Port truckers help to move international trade and commerce. Products and raw materials are unloaded at the docks, and then port truckers haul them to retailers and other destinations. In California, new legislation has been introduced which could reform how port truckers are treated, only the burden would not be placed on fleet owners.
Independent California Port Truckers
The reasons behind the drafting of SB 1402 stem from complaints by drivers. Some drivers stated they were classified as independent contractors, and therefore not subject to state labor and employment laws. Retailers that hire truck drivers to haul port shipments have been found to not pay proper wages and even charging drivers for certain expenses. In some cases, port drivers were locked into contracts which prevented them from working for more than one company. This was ruled an unfair and harmful practice, because some port drivers have very few options for work. While there have been motions to crack down on labor violations to get trucking companies in-line with compliance, this new legislation puts the responsibility elsewhere.

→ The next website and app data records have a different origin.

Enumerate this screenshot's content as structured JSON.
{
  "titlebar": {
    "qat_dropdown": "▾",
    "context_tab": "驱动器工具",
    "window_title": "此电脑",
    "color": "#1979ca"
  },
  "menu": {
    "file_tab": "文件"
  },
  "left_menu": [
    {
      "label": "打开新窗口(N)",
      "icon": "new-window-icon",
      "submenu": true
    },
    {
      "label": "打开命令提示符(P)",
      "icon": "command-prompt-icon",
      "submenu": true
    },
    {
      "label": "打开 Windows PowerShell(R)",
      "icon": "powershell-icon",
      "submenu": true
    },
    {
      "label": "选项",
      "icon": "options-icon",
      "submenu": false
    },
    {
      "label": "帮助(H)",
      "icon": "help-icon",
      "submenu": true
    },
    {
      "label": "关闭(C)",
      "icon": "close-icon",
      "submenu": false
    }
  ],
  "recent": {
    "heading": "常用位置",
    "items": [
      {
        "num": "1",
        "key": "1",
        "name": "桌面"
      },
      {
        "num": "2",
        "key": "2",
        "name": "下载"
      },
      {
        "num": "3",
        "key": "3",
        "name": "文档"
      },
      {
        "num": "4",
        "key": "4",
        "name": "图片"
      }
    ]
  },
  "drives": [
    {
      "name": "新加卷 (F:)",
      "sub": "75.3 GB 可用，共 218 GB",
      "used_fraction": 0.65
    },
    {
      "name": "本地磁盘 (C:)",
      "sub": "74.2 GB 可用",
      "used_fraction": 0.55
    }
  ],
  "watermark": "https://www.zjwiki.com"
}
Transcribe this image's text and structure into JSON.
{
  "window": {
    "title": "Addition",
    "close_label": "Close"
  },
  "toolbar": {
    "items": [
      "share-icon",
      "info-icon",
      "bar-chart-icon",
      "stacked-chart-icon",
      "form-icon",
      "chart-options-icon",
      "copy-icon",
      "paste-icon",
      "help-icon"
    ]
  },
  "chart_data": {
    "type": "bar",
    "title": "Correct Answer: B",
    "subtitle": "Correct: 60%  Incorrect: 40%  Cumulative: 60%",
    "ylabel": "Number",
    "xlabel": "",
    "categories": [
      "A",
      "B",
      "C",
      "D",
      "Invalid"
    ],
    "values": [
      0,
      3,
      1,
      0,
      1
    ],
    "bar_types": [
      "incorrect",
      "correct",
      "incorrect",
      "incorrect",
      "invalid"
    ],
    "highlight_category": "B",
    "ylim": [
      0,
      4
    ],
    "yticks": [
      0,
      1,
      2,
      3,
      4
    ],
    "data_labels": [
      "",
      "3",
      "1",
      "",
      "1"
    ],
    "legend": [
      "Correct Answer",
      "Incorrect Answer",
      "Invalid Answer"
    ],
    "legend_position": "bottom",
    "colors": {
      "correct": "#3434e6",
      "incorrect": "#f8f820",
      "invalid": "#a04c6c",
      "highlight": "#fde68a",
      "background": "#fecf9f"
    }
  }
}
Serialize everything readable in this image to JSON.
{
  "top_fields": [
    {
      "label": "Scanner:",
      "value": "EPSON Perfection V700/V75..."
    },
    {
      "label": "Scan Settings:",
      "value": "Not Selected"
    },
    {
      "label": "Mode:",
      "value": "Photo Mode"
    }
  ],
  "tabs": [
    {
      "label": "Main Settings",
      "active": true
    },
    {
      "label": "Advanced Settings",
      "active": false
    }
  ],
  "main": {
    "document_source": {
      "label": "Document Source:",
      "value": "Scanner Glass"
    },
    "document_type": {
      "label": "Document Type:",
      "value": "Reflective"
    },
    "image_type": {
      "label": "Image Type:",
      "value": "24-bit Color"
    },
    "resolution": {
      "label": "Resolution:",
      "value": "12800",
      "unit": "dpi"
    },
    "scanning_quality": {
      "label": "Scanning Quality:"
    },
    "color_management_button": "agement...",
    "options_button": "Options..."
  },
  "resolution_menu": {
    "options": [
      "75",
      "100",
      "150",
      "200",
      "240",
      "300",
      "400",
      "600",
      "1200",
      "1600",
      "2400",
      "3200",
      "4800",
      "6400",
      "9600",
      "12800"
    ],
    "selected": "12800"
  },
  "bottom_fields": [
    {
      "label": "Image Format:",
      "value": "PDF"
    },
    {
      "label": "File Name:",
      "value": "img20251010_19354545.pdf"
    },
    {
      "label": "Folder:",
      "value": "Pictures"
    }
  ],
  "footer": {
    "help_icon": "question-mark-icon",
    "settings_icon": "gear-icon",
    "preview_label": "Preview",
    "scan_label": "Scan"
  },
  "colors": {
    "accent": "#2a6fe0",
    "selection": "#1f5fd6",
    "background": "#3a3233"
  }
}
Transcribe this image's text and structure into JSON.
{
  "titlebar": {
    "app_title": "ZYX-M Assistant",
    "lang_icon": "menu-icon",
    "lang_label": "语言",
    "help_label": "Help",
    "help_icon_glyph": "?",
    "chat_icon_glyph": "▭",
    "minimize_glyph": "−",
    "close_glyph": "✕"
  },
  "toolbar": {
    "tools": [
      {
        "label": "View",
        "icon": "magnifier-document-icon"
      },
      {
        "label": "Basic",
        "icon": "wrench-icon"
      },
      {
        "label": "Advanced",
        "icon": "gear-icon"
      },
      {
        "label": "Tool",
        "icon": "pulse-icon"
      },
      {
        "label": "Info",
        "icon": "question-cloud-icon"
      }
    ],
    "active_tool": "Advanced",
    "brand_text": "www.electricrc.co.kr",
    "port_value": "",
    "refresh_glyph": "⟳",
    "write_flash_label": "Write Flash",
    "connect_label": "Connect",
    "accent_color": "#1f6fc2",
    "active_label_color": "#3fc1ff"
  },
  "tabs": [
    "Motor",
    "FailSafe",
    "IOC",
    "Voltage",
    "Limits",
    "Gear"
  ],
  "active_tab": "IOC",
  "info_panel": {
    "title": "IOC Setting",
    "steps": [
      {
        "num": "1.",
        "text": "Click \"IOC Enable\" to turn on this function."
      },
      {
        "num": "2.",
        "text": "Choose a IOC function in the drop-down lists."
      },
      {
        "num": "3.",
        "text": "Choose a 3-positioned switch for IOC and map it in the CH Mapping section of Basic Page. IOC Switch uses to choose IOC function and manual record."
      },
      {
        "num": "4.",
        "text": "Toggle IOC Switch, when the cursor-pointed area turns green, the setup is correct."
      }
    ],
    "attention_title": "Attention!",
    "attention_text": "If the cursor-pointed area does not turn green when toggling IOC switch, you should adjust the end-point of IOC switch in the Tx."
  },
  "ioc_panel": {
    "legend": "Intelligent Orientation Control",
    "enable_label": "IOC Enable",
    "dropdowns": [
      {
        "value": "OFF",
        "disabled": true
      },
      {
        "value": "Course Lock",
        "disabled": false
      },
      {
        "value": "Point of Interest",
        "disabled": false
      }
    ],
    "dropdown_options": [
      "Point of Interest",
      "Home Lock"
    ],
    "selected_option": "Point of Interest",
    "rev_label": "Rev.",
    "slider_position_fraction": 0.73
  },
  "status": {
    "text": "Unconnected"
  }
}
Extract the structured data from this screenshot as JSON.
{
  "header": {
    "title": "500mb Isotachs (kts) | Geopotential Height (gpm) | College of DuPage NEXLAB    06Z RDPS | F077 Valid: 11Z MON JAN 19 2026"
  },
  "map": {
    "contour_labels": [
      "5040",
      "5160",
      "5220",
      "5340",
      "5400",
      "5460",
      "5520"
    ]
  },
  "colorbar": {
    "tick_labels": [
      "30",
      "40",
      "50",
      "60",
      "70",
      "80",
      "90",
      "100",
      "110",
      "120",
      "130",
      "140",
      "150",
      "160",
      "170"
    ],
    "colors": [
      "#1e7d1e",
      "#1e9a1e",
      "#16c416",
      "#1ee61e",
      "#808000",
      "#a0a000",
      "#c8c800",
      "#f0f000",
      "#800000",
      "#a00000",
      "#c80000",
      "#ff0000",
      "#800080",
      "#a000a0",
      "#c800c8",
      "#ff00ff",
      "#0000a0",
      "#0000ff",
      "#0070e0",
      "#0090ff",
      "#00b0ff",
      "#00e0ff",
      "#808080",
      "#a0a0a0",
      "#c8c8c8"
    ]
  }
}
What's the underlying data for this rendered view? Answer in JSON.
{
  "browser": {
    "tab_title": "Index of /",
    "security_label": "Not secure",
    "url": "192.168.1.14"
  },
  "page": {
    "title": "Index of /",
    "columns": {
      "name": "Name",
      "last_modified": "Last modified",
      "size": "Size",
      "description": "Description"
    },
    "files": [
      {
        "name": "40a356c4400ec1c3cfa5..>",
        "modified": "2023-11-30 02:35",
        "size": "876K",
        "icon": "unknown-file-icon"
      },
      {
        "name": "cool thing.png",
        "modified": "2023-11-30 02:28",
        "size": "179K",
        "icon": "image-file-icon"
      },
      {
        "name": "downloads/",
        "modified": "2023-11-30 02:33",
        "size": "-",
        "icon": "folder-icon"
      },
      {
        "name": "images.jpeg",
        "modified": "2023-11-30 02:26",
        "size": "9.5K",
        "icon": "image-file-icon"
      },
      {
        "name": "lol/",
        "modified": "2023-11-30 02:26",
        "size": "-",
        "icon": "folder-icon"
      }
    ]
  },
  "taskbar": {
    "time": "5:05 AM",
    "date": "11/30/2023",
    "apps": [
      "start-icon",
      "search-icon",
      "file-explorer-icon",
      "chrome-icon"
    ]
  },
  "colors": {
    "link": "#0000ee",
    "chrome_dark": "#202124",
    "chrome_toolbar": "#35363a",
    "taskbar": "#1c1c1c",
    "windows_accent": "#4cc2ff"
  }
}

Retailers And Truckers
California bill SB 1402, if passed, will place the responsibility on retailers who hire truckers to pick up port shipments. Retailers would have to ensure truck drivers hired for port loads are paid fair wages and receive the same benefits as those driving for regular fleets. Additionally, SB 1402 would generate a list of trucking companies with unpaid final judgments. If retailers hire those trucking companies on the list, they will be held accountable for any violations of California’s labor and employment laws.
Recent reporting on the issues surrounding port drivers, along with the proposal of SB 1402, has done nothing to ease tensions across the board. The Harbor Trucking Association labeled articles by major outlets as misleading. Truck drivers have always had the right to designate their own employment status. The California Trucking Association believes the proposed bill would only serve to increase the existing driver shortage in the state. Whether the bill is implemented is still up in the air. Currently, the California Labor Commission has generally ruled in favor of port drivers with complaints of wage and labor law violations, which has resulted in million of dollars in penalties and awarded compensation.